A Sermon to White America – My prayer

I want to share my prayer that somehow I can get White Americans to listen to the truth from an African-American, about what it feels like to grow up as an African-American.  It flies in the face of words I’ve heard from otherwise very respectful and intelligent people I have known, who spoke about “reverse discrimination” and “discrimination against whites.” The problem is not to attack and insult those people but to suggest that one consider the fact that only an African-American can know what it is like to grow up as an African-American in the US.

Just before I turned 2 years old, Rev. Martin Luther King Jr. was killed, for fighting to end racism in America. For decades African-Americans were victims of terrorism. It went far beyond civil rights being denied. The fact was that they were being murdered and could not get justice in a courtroom.  It is infinitely clear that one should expect that this cultural legacy could not be magically fixed and reversed in a 50 year period.  To this day, voting rights for African-Americans are still being attacked in many states…  there is also the issues related to educational opportunities, which then has an impact on jobs and careers opportunities. Sure there are examples of very successful African-Americans, but that cannot lead to a conclusion that all is well and all is remedied for each and every African-American.

Rational consideration would lead one to conclude that it would take several generations to reverse what came before now.  No one wants to consider the situation of “affirmative action” because (1) it appears to force companies to meet some quota of employment based on a need to reflect the diversity of the population – a situation in reality that only exists when there is proof of active discrimination and (2) it might have the negative impact of creating the impression that the African-American employees are not skilled enough to get a job on their own merits.

Photo of Tears We Cannot Stop A Sermon To White America

Dear Lord, my God:

“I need a miracle.  You know of my long-time hatred for discrimination and Racism.  Every Christian denomination seems to recognize Racism as Evil.  You showed me a book that seemed to speak to my soul.  As I listened to this audiobook, I felt like, as strange as it can seem, like I was wanting to be black.  I don’t mean literally or in the long run, just for that period when I listened.”

“In Tyson’s book, in his words, I didn’t feel like I could relate to the “Whites” with whom he needed to speak.  I do know that I will never fully know what it is like to grow up even today as an African-American.  I have never known the fear of being stopped in a car by a police officer…  a police officer who might jump to conclusions that I represented a threat just based on the color of my skin, the curl of my hair, or other features.”

“I know all about white privilege, whether it is in the courts, or education, or voting.  I know that some Democrats if they were in the majority, would gerrymander districts to get black districts to have more influence without fully appreciating or getting to know the experience of being African-American and what their needs are.  I say some Democrats because it would be illogical to claim knowledge of a whole class of people.”

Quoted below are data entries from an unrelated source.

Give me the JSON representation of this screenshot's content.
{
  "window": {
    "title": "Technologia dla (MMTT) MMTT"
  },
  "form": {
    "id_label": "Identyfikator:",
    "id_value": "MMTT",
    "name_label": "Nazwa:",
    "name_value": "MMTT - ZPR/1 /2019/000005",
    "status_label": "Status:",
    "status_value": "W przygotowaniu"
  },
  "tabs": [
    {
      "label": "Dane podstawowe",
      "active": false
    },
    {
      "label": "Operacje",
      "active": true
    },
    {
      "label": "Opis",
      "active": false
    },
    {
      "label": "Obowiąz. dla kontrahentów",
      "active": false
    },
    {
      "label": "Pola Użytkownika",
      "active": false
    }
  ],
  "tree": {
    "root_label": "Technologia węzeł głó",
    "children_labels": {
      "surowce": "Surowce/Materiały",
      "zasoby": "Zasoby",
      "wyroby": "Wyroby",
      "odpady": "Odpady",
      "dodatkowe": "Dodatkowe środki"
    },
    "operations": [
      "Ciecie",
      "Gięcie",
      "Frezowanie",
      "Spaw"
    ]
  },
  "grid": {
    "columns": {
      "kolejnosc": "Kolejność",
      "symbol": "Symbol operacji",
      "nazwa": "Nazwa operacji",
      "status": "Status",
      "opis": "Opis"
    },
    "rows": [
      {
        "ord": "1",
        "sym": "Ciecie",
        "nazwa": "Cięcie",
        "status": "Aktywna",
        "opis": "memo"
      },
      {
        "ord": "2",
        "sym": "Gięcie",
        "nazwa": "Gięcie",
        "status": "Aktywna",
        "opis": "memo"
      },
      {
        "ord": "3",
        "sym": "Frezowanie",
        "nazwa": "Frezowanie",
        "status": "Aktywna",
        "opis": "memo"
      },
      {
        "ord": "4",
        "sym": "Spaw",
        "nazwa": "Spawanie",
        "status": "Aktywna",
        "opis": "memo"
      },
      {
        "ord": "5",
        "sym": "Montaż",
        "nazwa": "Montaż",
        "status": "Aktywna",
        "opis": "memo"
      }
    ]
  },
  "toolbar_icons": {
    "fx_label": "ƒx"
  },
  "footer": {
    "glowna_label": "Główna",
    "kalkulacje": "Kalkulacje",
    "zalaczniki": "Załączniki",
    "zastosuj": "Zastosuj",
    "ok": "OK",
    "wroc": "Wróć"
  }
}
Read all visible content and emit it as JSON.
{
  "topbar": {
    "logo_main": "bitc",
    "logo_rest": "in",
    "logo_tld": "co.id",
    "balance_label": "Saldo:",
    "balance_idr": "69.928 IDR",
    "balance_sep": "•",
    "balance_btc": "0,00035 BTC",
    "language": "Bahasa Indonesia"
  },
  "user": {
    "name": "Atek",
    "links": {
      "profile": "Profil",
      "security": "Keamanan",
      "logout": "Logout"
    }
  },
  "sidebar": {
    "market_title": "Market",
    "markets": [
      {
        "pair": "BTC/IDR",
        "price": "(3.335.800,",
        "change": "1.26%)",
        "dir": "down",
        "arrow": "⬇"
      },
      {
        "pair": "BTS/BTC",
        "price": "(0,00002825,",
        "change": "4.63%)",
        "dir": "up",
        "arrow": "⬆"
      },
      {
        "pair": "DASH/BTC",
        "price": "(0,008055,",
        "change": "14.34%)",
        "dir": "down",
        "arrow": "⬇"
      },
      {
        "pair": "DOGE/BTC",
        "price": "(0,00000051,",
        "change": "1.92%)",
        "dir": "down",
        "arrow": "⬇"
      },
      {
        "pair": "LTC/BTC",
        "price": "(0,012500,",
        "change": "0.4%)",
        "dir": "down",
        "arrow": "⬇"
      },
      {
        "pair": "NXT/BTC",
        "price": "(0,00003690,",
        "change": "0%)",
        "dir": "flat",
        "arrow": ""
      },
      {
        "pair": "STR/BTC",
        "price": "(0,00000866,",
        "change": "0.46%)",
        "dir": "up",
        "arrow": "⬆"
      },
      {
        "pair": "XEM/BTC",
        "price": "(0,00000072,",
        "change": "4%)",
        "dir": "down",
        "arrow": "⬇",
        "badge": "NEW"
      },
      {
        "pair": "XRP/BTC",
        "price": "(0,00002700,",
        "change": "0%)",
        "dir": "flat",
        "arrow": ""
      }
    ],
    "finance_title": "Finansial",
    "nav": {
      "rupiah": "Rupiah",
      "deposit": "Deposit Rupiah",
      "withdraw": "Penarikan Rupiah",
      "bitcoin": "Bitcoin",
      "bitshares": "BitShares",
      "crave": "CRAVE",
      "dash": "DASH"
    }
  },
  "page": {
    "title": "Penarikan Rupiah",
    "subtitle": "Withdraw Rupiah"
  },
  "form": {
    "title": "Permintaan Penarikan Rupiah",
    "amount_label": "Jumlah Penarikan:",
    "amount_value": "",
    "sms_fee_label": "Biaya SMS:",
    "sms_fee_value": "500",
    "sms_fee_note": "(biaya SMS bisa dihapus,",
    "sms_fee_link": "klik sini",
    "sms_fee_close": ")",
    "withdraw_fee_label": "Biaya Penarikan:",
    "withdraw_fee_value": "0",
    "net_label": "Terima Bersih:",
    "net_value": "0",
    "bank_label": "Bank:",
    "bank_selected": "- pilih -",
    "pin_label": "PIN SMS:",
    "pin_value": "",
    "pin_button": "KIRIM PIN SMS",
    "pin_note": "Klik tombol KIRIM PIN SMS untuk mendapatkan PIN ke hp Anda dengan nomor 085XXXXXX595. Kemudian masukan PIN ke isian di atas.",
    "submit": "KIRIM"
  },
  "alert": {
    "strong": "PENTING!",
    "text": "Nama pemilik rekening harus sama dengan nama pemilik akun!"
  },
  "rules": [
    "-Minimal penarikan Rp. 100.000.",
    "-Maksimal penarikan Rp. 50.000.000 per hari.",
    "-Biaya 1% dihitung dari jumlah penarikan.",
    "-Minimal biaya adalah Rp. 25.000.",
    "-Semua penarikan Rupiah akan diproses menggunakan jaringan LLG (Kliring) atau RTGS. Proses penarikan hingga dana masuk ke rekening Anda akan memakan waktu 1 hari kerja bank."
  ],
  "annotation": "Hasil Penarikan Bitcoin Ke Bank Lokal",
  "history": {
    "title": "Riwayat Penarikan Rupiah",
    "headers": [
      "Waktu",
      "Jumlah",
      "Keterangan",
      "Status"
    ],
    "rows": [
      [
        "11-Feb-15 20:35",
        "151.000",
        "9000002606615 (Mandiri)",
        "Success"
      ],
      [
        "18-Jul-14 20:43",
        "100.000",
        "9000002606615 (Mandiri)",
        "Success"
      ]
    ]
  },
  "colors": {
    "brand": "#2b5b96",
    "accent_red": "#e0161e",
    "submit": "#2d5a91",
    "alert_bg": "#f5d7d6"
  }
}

“So, I know that in Tyson’s book, he says he will make what American’s squirm.  It wasn’t because of a claim that ‘I never enslaved anyone…  or personally harmed a black person.’  I know my ancestors did do this.  I know our great nation has that as our original sin.  I didn’t squirm because somewhere at the core of my being, I shared the same feelings he had against ‘White America.'”

“His words echoed my own thoughts.  I had often wondered where the evil notion of racism first entered the minds of humans.  I felt the effects of racism and discrimination are blatantly still a factor in the lives of African-Americans and other Americans.  I desperately wanted white Americans to actually hear the point of view of African-Americans.  Intuitively, I knew it was different than even a compassionate white person could know.  Only an African-American can know the experience of growing up African-American.”

“So, God, please inspire the hearts of White Americans to listen to this book.  I know that all things are possible with you.  I’ll get copies of the book on audio and then leave it in your hands.”